New Zealand Journal of Ecology (2017) 41(1): 65- 73

Native woody plant recruitment in lowland forests invaded by non-native ground cover weeds and mammals

Research Article
Kate G. McAlpine 1*
Shona L. Lamoureaux 2
Susan M. Timmins 1
Debra M. Wotton 1,3,4
  1. Department of Conservation, PO Box 10420, Wellington 6143, New Zealand
  2. AgResearch Ltd, Private Bag 4749, Lincoln 8140, New Zealand
  3. Present address: Moa’s Ark Research, PO Box 11270, Wellington 6142, New Zealand
  4. University of Canterbury, Private Bag 4800, Christchurch 8140, New Zealand
*  Corresponding author

Globally, lowland forests have been depleted, fragmented, and degraded by land clearance and conversion by humans.

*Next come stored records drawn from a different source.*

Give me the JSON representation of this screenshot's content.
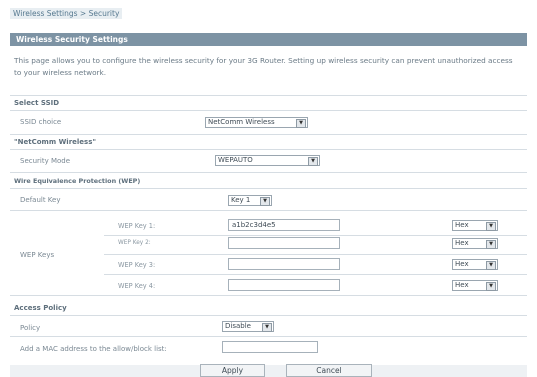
{
  "breadcrumb": "Wireless Settings > Security",
  "header": {
    "title": "Wireless Security Settings"
  },
  "description": "This page allows you to configure the wireless security for your 3G Router. Setting up wireless security can prevent unauthorized access to your wireless network.",
  "ssid_section": {
    "title": "Select SSID",
    "choice_label": "SSID choice",
    "choice_value": "NetComm Wireless"
  },
  "network_section": {
    "title": "\"NetComm Wireless\"",
    "security_mode_label": "Security Mode",
    "security_mode_value": "WEPAUTO"
  },
  "wep_section": {
    "title": "Wire Equivalence Protection (WEP)",
    "default_key_label": "Default Key",
    "default_key_value": "Key 1",
    "keys_label": "WEP Keys",
    "keys": [
      {
        "label": "WEP Key 1:",
        "value": "a1b2c3d4e5",
        "format": "Hex"
      },
      {
        "label": "WEP Key 2:",
        "value": "",
        "format": "Hex"
      },
      {
        "label": "WEP Key 3:",
        "value": "",
        "format": "Hex"
      },
      {
        "label": "WEP Key 4:",
        "value": "",
        "format": "Hex"
      }
    ]
  },
  "access_section": {
    "title": "Access Policy",
    "policy_label": "Policy",
    "policy_value": "Disable",
    "mac_label": "Add a MAC address to the allow/block list:",
    "mac_value": ""
  },
  "buttons": {
    "apply": "Apply",
    "cancel": "Cancel"
  }
}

Many remnants are also invaded by non-native plants and mammals, which can exacerbate biodiversity loss and impede ecosystem recovery. We examined the effects of non-native ground cover weeds and mammals on the seedling recruitment of native woody plants in lowland forests in northern New Zealand by following establishment over 2 years at sites experiencing different levels of weed cover, with or without supplemental seed addition, and with or without mammal exclusion. In general, native seedling recruitment was highest where seeds had been added and mammals excluded. Native seedling recruitment was negatively correlated with weed cover at sites invaded by Asparagus scandens or Tradescantia fluminensis, but only where seeds had been added. These results suggest that attempts to facilitate native seedling recruitment by sowing native seeds will be most successful where ground cover weeds and introduced mammals are low in abundance. Seedling recruitment was highest for Piper excelsum, Myrsine australis and Melicytus ramiflorus, so these species could be good options for lowland-forest restoration projects where ground cover weeds are present.